■ **WHAT YOU SHOULD DO**:
Each record should be given again exactly as it appears, with no image included.

(Extracted records)
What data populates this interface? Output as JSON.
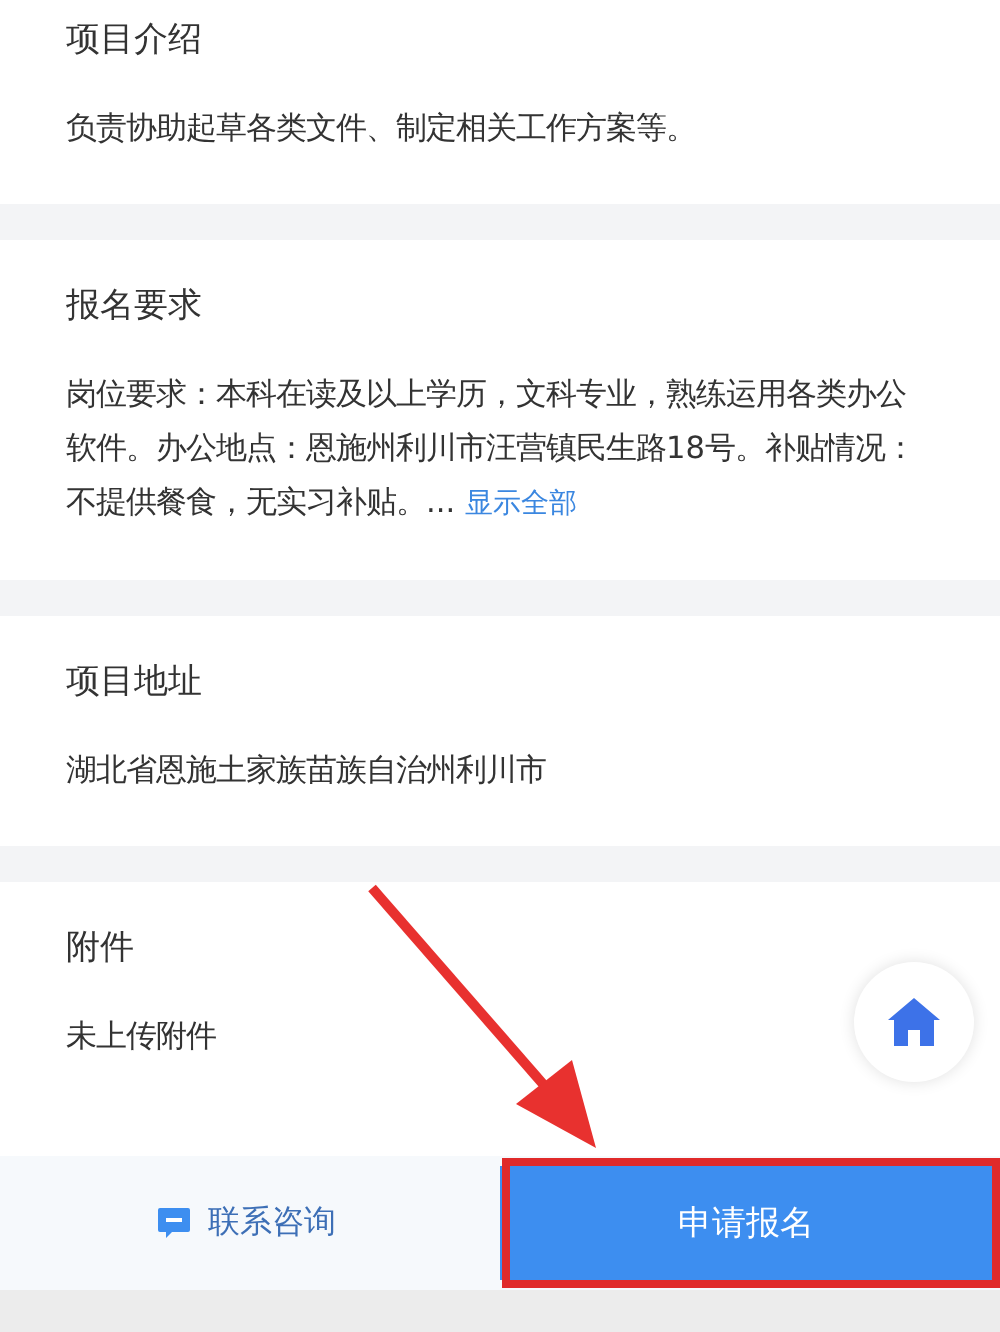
{
  "sections": [
    {
      "title": "项目介绍",
      "body": "负责协助起草各类文件、制定相关工作方案等。"
    },
    {
      "title": "报名要求",
      "body": "岗位要求：本科在读及以上学历，文科专业，熟练运用各类办公软件。办公地点：恩施州利川市汪营镇民生路18号。补贴情况：不提供餐食，无实习补贴。...",
      "link": "显示全部"
    },
    {
      "title": "项目地址",
      "body": "湖北省恩施土家族苗族自治州利川市"
    },
    {
      "title": "附件",
      "body": "未上传附件"
    }
  ],
  "bottom_bar": {
    "contact": "联系咨询",
    "apply": "申请报名"
  }
}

■ **TASK RESULT**:
What data populates this interface? Output as JSON.
{
  "sections": [
    {
      "title": "项目介绍",
      "body": "负责协助起草各类文件、制定相关工作方案等。"
    },
    {
      "title": "报名要求",
      "body": "岗位要求：本科在读及以上学历，文科专业，熟练运用各类办公软件。办公地点：恩施州利川市汪营镇民生路18号。补贴情况：不提供餐食，无实习补贴。...",
      "link": "显示全部"
    },
    {
      "title": "项目地址",
      "body": "湖北省恩施土家族苗族自治州利川市"
    },
    {
      "title": "附件",
      "body": "未上传附件"
    }
  ],
  "bottom_bar": {
    "contact": "联系咨询",
    "apply": "申请报名"
  }
}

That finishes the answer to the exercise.